We are committed to, and aggressively strive to deliver educational excellence to our students while not losing the focus on the generation of new knowledge that is the hallmark of leading departments. Key components of the intellectual life of the department are our seminars, where groups of faculty and graduate students discuss and critique our own ongoing research and scholarship. The Institutional Analysis Seminar and the Deviance and Social Control Seminar are long standing, ongoing working groups that provide rich supplements to standard graduate courses. Together with regular colloquia series offered by the Center for Studies in Demography and Ecology, The Center for Statistics in the Social Sciences, and the West Coast Poverty Center, these seminars provide a wide array of stimulating intellectual opportunities in and around the department. Faculty members from the Sociology Department play leadership roles in many of these external centers, and our faculty and graduate students contribute to their continued vitality. We also regularly invite outstanding scholars to campus to discuss their work. During the 2008-09 academic year sociologists presented colloquia about gender and politics, rights and public policy, policing, poverty, the American labor movement, and urban communities. The department also initiated a public tri-lecture series that we expect will continue to be our contribution to the University’s and Seattle’s intellectual scene. In that first series three of our colleagues discussed their work on genocide, lynching, and homicide.

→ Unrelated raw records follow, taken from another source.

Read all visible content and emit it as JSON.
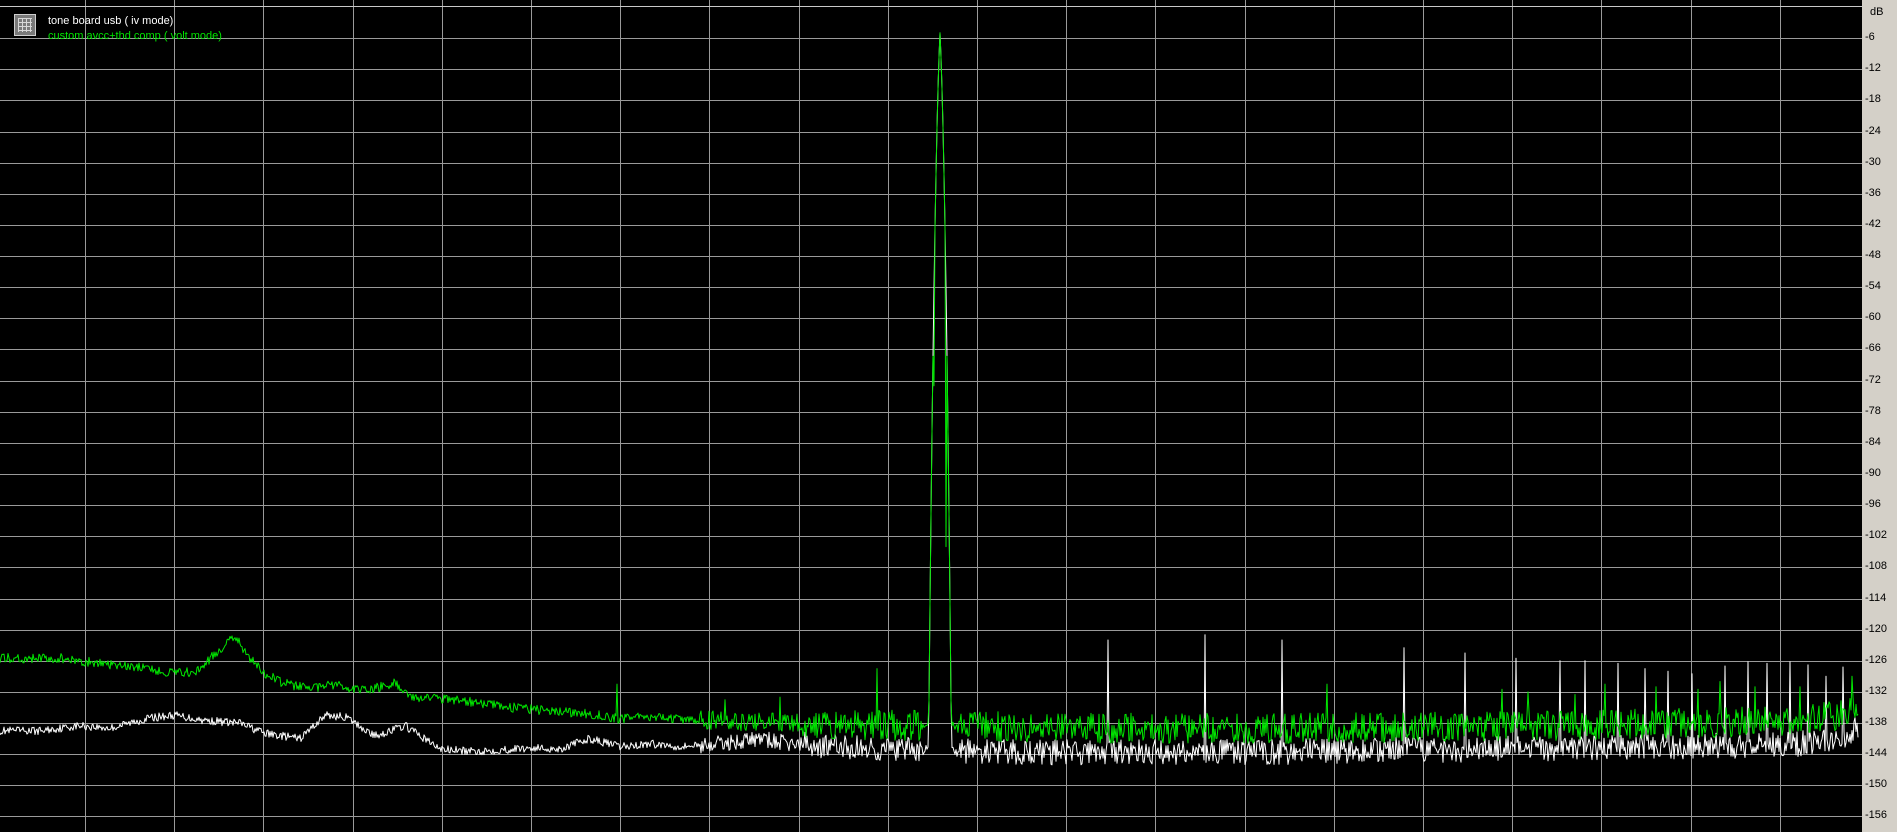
{
  "chart_data": {
    "type": "line",
    "ylabel": "dB",
    "ylim": [
      -156,
      0
    ],
    "yticks": [
      -6,
      -12,
      -18,
      -24,
      -30,
      -36,
      -42,
      -48,
      -54,
      -60,
      -66,
      -72,
      -78,
      -84,
      -90,
      -96,
      -102,
      -108,
      -114,
      -120,
      -126,
      -132,
      -138,
      -144,
      -150,
      -156
    ],
    "grid": true,
    "legend": "top-left",
    "series": [
      {
        "name": "tone board usb ( iv mode)",
        "color": "#ffffff",
        "floor_points": [
          [
            0,
            -139.5
          ],
          [
            40,
            -139.5
          ],
          [
            80,
            -138.5
          ],
          [
            110,
            -139
          ],
          [
            150,
            -137
          ],
          [
            175,
            -136.5
          ],
          [
            205,
            -137.5
          ],
          [
            240,
            -138
          ],
          [
            265,
            -140
          ],
          [
            300,
            -141
          ],
          [
            325,
            -136.5
          ],
          [
            345,
            -136.8
          ],
          [
            375,
            -140.5
          ],
          [
            405,
            -138.5
          ],
          [
            440,
            -143
          ],
          [
            470,
            -143.5
          ],
          [
            500,
            -143.2
          ],
          [
            530,
            -142.8
          ],
          [
            560,
            -143
          ],
          [
            590,
            -141
          ],
          [
            620,
            -142.6
          ],
          [
            650,
            -142
          ],
          [
            680,
            -142.5
          ],
          [
            720,
            -142
          ],
          [
            760,
            -141
          ],
          [
            790,
            -142
          ],
          [
            830,
            -142.5
          ],
          [
            900,
            -143.2
          ],
          [
            1000,
            -143.6
          ],
          [
            1100,
            -143.7
          ],
          [
            1200,
            -143.6
          ],
          [
            1300,
            -143.5
          ],
          [
            1400,
            -143.2
          ],
          [
            1500,
            -143
          ],
          [
            1600,
            -142.8
          ],
          [
            1700,
            -142.5
          ],
          [
            1800,
            -142
          ],
          [
            1840,
            -141
          ],
          [
            1858,
            -138.5
          ]
        ],
        "peaks": [
          [
            940,
            -5
          ],
          [
            1108,
            -122
          ],
          [
            1205,
            -121
          ],
          [
            1282,
            -122
          ],
          [
            1404,
            -123.5
          ],
          [
            1465,
            -124.5
          ],
          [
            1516,
            -125.5
          ],
          [
            1560,
            -126
          ],
          [
            1585,
            -126
          ],
          [
            1618,
            -126.5
          ],
          [
            1645,
            -127.5
          ],
          [
            1668,
            -128
          ],
          [
            1692,
            -128.5
          ],
          [
            1725,
            -127
          ],
          [
            1748,
            -126.2
          ],
          [
            1767,
            -126.5
          ],
          [
            1790,
            -126.2
          ],
          [
            1808,
            -126.8
          ],
          [
            1826,
            -129
          ],
          [
            1843,
            -127.2
          ]
        ],
        "noise_amp": 1.1
      },
      {
        "name": "custom avcc+thd comp ( volt mode)",
        "color": "#00e600",
        "floor_points": [
          [
            0,
            -125.5
          ],
          [
            60,
            -125.5
          ],
          [
            110,
            -126.8
          ],
          [
            150,
            -127.5
          ],
          [
            175,
            -128.5
          ],
          [
            195,
            -128
          ],
          [
            220,
            -124
          ],
          [
            235,
            -121
          ],
          [
            245,
            -124.5
          ],
          [
            265,
            -128.5
          ],
          [
            280,
            -130
          ],
          [
            300,
            -131
          ],
          [
            315,
            -131.2
          ],
          [
            335,
            -130.6
          ],
          [
            355,
            -131.5
          ],
          [
            375,
            -131.3
          ],
          [
            395,
            -130.2
          ],
          [
            415,
            -133.2
          ],
          [
            450,
            -133.4
          ],
          [
            480,
            -134.2
          ],
          [
            520,
            -135.2
          ],
          [
            560,
            -135.8
          ],
          [
            600,
            -136.5
          ],
          [
            620,
            -137.2
          ],
          [
            640,
            -136.8
          ],
          [
            680,
            -137.2
          ],
          [
            720,
            -137.5
          ],
          [
            760,
            -137.8
          ],
          [
            800,
            -138
          ],
          [
            830,
            -138.3
          ],
          [
            900,
            -138.4
          ],
          [
            1000,
            -138.7
          ],
          [
            1100,
            -139
          ],
          [
            1200,
            -139
          ],
          [
            1300,
            -139
          ],
          [
            1400,
            -138.9
          ],
          [
            1500,
            -138.6
          ],
          [
            1600,
            -138.3
          ],
          [
            1700,
            -138
          ],
          [
            1800,
            -137.5
          ],
          [
            1840,
            -136.5
          ],
          [
            1858,
            -134.5
          ]
        ],
        "peaks": [
          [
            617,
            -130.5
          ],
          [
            725,
            -133.5
          ],
          [
            780,
            -133
          ],
          [
            877,
            -127.5
          ],
          [
            934,
            -73
          ],
          [
            940,
            -5
          ],
          [
            946,
            -104
          ],
          [
            1327,
            -130.5
          ],
          [
            1502,
            -131.5
          ],
          [
            1528,
            -132
          ],
          [
            1575,
            -132.5
          ],
          [
            1605,
            -130.5
          ],
          [
            1656,
            -131
          ],
          [
            1698,
            -131.5
          ],
          [
            1720,
            -130
          ],
          [
            1755,
            -131
          ],
          [
            1800,
            -131
          ],
          [
            1852,
            -129
          ]
        ],
        "noise_amp": 1.3
      }
    ]
  },
  "colors": {
    "background": "#000000",
    "grid": "#9a9a9a",
    "right_panel": "#d4d0c8"
  },
  "icons": {
    "legend": "grid-icon"
  }
}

Our graduate program is small enough for students and faculty to know each other well, yet large enough to have real intellectual diversity. We train our students to use a variety of methods to conduct theoretically driven research. Graduate students have many opportunities to develop both research and teaching skills. Most of their first publishing experience comes as a result of working on projects with the faculty, and the majority of them elect to take our well-established teaching seminar.
Our undergraduate major is a classical liberal arts program, emphasizing the value of critical analysis, writing, and the development of analytic skills. While we teach some (very) large classes, the major also includes small classes and seminars, internships, and opportunities to study abroad. A few years ago we revised the major in order to better prepare students for advanced study or the labor market. We have renewed our emphasis on the development of expanded opportunities for students to work in practica where they have the chance to do research and serve the community. Recently our students have completed projects for the American Civil Liberties Union, the U.S. Department of Labor, Seattle’s P-Patch Trust, and the Seattle Public Schools. We constantly strive to create new opportunities for our majors to work with faculty and graduate students on research projects; in 2009 we held our first Undergraduate Research Symposium, an event that we aim to build into a new departmental tradition.
You can find out much more about our faculty, students, and programs elsewhere on this web site. Please fill free to pass your comments and questions along to me at email@example.com.
Jerald Herting, Chair
Department of Sociology
University of Washington